For years, the federal government has quietly demanded that the Big Tech search engine company hand over user data on anyone who conducts online searches using key terms. In 2017, a Minnesota judge OKed a warrant directing Google to expose user data for anyone in Edina who searched a certain fraud victim’s name. In a similar request in 2020, investigators demanded the Silicon Valley giant reveal information about “anyone who had searched for the address of an arson victim who was a witness in the government’s racketeering case against singer R Kelly.”
In the most recently publicized warrant, which was accidentally unsealed by the U.S. Department of Justice last month and then quickly resealed, the government reportedly demanded to see the personal account information and IP addresses of anyone who searched for a possible kidnapping and sexual assault victim’s name, “two spellings of her mother’s name and her address over 16 days across the year.” It is unclear just how many users, including innocent Americans, were included in the data Google unveiled to federal investigators.
Google defended its compliance in a statement but simply claimed that users’ private data is protected by the company only if law enforcement doesn’t request it.
“As with all law enforcement requests, we have a rigorous process that is designed to protect the privacy of our users while supporting the important work of law enforcement,” a Google representative told Forbes.
Google has also been a key player in the government’s plot to track down people present on Capitol grounds on Jan. 6. According to Wired, the federal government has sustained 45 criminal cases that use Google geolocation data “to place suspects inside the US Capitol on January 6.” Wired not only notes that Google’s participation in the FBI’s reliance on geolocation is “at a scale not publicly seen before,” but that there were “at least six [warrants] where the identity of the suspect appears to have been unknown to the FBI prior to the geofence warrant.”

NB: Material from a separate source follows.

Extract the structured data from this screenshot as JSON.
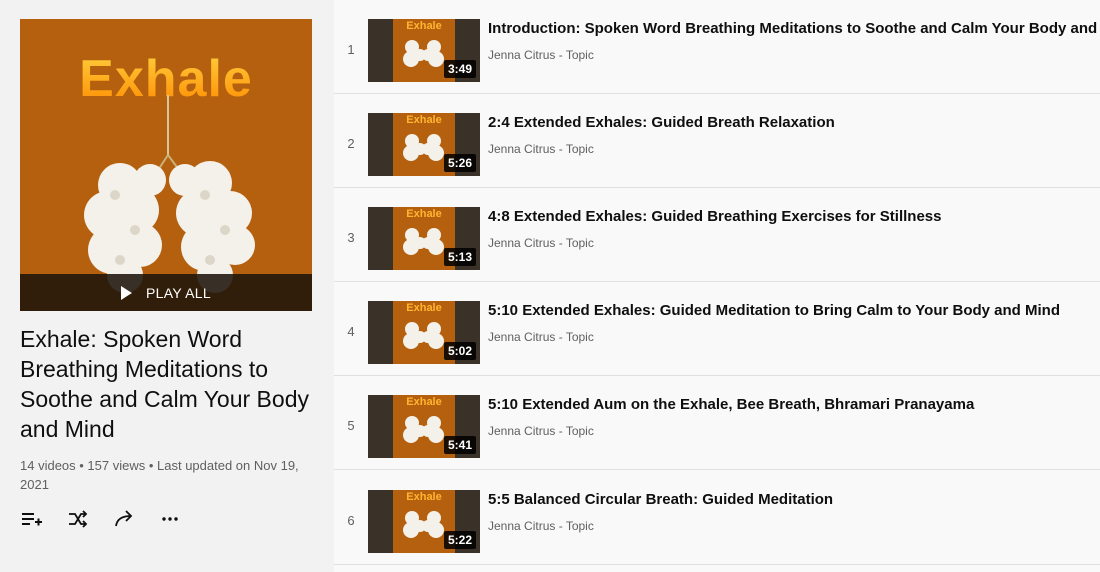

“They also reveal that within days or weeks, the FBI had access to personal information about many of their owners, including at least the account name, email, and phone number. None of the legal experts WIRED spoke with had